* PROBLEM: Could you copy out all the lines in the material below where the word "with" occurs?

*** Opening PROVIDED DATA ***

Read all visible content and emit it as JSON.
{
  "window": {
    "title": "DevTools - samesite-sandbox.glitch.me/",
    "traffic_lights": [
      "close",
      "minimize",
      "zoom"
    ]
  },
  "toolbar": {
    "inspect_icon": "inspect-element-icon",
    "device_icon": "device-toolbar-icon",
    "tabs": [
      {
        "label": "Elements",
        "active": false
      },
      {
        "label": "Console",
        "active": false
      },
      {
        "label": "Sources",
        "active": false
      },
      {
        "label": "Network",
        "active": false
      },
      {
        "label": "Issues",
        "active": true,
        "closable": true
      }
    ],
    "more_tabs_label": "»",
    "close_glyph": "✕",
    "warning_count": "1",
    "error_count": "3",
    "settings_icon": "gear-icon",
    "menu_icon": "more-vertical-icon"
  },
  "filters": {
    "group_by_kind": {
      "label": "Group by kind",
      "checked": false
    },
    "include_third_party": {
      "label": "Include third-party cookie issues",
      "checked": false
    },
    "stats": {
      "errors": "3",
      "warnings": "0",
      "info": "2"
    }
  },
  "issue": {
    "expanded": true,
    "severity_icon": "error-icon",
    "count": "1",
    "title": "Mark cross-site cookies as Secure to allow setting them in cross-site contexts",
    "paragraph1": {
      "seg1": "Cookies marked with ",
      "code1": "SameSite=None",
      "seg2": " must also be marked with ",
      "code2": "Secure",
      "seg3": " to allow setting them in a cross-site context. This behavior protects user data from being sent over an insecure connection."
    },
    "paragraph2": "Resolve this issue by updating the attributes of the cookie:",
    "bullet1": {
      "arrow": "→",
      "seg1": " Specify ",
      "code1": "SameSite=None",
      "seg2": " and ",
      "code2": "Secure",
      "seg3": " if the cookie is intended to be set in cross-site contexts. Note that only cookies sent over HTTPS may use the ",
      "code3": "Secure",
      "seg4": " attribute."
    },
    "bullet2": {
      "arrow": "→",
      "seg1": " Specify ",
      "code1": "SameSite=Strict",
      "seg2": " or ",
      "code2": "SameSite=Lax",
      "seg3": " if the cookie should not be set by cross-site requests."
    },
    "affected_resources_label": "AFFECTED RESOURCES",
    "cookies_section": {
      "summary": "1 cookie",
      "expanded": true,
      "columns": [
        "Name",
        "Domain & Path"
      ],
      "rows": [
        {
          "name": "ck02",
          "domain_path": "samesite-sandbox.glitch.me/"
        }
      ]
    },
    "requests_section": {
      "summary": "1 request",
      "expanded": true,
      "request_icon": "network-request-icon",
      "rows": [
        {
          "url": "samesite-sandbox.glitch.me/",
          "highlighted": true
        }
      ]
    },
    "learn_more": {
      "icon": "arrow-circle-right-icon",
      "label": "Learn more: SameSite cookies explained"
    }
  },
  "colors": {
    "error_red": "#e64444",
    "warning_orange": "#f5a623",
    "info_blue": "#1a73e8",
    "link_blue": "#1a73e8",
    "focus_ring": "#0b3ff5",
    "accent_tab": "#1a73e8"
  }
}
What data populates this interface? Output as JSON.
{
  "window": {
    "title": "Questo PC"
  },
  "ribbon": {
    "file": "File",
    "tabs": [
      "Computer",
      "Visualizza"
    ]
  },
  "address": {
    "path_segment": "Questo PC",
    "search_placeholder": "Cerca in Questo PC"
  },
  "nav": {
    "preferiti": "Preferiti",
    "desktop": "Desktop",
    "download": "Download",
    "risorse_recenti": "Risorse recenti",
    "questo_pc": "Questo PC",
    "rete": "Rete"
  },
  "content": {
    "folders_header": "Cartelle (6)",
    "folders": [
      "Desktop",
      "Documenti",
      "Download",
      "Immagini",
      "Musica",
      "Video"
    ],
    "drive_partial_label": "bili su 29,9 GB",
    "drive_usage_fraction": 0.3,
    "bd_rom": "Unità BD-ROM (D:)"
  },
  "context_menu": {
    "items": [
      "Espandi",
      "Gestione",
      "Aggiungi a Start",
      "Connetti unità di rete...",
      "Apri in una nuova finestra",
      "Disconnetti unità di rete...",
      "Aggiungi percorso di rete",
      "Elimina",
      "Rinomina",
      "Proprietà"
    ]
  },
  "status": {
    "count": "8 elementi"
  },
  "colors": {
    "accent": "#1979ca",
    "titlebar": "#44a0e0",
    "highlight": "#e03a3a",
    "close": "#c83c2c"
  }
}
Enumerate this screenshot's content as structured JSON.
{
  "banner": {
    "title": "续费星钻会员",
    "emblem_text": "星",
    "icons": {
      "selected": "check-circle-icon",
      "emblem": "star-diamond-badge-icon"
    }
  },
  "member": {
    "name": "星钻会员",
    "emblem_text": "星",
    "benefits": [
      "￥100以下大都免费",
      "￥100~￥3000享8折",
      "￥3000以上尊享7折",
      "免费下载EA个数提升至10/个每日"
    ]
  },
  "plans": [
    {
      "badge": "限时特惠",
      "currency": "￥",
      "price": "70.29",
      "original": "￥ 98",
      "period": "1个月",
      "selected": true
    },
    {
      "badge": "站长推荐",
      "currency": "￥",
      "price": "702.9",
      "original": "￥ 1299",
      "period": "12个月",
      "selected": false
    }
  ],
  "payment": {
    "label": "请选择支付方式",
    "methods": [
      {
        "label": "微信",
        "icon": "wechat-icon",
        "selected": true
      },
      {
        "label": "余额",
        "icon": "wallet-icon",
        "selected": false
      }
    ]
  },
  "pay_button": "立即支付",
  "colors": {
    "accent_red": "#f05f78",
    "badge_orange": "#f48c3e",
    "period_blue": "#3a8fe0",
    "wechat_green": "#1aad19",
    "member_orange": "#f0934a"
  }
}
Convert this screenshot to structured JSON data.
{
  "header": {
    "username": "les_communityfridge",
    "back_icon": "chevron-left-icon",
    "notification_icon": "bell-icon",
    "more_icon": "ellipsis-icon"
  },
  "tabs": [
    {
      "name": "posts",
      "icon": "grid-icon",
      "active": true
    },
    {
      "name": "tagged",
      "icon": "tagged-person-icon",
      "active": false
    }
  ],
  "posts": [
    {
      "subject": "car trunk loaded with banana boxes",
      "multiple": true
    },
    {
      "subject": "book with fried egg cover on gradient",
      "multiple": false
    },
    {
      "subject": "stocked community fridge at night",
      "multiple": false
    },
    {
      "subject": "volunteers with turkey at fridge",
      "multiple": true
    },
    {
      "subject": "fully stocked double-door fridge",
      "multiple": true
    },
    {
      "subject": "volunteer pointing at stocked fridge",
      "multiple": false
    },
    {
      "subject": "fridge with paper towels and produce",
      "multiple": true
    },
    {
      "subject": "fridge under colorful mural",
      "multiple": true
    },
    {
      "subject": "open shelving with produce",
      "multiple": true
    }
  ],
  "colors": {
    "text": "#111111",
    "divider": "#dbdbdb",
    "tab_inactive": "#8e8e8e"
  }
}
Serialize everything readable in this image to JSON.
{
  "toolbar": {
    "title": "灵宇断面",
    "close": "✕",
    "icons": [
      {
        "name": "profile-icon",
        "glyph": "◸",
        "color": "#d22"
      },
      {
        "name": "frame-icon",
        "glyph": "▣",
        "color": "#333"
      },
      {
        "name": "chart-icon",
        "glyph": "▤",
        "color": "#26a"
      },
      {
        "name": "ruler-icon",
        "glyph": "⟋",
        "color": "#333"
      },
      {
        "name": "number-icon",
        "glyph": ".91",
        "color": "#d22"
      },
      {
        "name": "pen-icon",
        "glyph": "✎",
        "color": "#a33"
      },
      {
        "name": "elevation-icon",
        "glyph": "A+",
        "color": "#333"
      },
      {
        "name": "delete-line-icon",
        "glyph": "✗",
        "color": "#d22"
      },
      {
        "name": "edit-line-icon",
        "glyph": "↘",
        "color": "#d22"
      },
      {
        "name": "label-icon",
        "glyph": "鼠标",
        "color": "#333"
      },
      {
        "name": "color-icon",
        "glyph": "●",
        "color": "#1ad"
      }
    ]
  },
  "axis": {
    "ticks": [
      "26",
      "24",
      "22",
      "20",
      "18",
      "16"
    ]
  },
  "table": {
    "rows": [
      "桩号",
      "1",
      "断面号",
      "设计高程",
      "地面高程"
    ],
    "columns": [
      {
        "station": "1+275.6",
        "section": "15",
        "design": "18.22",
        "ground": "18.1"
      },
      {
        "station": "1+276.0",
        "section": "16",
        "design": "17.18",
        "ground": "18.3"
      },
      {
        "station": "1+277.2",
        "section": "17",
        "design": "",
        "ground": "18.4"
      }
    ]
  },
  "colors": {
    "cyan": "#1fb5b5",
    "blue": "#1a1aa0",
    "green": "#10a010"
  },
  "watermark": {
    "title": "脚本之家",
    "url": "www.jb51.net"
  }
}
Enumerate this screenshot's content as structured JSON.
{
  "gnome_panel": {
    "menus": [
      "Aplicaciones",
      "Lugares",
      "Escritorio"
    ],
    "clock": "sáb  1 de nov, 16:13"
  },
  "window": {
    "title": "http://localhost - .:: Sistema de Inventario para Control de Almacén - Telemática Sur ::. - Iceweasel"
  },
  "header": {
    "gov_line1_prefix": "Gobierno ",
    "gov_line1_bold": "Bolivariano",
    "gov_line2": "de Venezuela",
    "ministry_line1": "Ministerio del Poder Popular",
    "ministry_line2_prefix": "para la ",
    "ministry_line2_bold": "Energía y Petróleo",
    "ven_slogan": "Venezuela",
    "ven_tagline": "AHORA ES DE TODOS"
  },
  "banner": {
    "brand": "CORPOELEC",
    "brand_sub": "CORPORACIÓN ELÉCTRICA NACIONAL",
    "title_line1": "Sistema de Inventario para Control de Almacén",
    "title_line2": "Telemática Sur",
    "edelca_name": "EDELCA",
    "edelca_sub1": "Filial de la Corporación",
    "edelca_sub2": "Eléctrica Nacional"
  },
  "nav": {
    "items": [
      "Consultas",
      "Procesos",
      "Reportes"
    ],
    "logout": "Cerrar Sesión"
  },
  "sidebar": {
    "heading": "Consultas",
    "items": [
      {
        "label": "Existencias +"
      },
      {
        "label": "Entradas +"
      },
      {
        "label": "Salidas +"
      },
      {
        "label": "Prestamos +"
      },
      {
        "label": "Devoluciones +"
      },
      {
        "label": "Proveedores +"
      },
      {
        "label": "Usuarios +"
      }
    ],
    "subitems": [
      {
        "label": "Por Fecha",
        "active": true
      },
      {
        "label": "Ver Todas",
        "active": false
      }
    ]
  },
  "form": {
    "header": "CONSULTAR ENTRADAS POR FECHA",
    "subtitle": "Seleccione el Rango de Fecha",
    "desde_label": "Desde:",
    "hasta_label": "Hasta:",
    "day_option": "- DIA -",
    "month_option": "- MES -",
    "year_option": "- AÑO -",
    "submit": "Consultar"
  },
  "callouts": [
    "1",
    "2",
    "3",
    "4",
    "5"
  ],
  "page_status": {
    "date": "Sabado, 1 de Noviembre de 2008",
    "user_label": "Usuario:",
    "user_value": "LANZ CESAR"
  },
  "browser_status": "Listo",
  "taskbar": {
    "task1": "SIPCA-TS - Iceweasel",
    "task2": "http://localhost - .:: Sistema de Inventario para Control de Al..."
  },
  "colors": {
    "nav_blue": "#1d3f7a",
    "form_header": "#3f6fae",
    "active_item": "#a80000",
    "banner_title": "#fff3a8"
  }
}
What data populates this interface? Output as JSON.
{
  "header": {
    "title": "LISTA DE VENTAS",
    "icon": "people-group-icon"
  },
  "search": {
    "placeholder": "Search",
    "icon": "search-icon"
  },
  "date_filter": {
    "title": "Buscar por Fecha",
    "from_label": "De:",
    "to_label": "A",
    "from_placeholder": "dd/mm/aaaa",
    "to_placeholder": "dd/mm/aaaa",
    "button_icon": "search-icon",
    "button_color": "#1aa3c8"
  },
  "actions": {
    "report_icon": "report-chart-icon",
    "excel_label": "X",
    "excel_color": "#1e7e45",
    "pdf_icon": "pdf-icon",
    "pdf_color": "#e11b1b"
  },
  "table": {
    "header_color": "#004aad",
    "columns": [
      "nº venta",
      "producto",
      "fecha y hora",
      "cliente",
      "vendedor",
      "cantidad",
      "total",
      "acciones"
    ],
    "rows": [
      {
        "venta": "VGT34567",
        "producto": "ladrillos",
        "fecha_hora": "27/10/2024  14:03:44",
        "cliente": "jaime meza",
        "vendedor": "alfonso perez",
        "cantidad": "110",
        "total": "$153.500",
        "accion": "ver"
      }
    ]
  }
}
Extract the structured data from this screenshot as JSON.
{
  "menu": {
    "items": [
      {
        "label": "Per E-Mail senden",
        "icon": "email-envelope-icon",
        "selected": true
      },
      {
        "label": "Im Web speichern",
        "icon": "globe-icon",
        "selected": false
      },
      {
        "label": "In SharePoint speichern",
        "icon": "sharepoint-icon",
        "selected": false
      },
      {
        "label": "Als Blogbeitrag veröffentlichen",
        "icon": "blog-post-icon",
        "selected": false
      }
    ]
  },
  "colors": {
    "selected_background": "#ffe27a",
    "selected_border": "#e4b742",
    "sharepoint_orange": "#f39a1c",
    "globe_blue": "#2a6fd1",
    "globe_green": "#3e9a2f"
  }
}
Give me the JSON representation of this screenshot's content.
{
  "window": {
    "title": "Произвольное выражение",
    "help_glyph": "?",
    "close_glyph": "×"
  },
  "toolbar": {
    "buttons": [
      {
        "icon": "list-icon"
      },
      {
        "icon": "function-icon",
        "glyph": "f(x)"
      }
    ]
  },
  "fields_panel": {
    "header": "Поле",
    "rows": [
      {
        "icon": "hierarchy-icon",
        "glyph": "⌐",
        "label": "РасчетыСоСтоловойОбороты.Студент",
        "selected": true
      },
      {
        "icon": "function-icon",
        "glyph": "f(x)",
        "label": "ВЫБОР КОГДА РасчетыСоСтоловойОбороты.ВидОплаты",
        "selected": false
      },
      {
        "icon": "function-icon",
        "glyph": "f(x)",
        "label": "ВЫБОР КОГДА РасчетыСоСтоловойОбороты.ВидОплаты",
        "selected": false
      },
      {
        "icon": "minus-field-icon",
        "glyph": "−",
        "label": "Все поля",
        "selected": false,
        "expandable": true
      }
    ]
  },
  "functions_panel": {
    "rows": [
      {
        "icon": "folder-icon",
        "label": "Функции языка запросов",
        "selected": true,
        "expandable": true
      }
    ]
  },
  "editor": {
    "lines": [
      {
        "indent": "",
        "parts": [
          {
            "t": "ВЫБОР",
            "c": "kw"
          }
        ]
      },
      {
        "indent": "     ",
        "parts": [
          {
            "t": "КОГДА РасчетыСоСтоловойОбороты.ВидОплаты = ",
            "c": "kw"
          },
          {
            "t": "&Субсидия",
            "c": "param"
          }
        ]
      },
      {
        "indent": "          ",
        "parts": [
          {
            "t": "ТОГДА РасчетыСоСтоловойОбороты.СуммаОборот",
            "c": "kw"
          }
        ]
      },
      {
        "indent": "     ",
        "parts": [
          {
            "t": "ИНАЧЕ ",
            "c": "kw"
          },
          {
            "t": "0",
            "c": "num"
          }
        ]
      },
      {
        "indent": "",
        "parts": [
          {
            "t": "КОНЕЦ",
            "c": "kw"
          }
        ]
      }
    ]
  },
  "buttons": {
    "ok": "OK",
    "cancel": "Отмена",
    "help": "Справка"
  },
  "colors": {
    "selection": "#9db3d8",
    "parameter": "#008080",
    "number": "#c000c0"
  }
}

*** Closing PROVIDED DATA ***

* EXERCISE RESULT:
      "seg1": "Cookies marked with ",
      "seg2": " must also be marked with ",
      "subject": "car trunk loaded with banana boxes",
      "subject": "book with fried egg cover on gradient",
      "subject": "volunteers with turkey at fridge",
      "subject": "fridge with paper towels and produce",
      "subject": "open shelving with produce",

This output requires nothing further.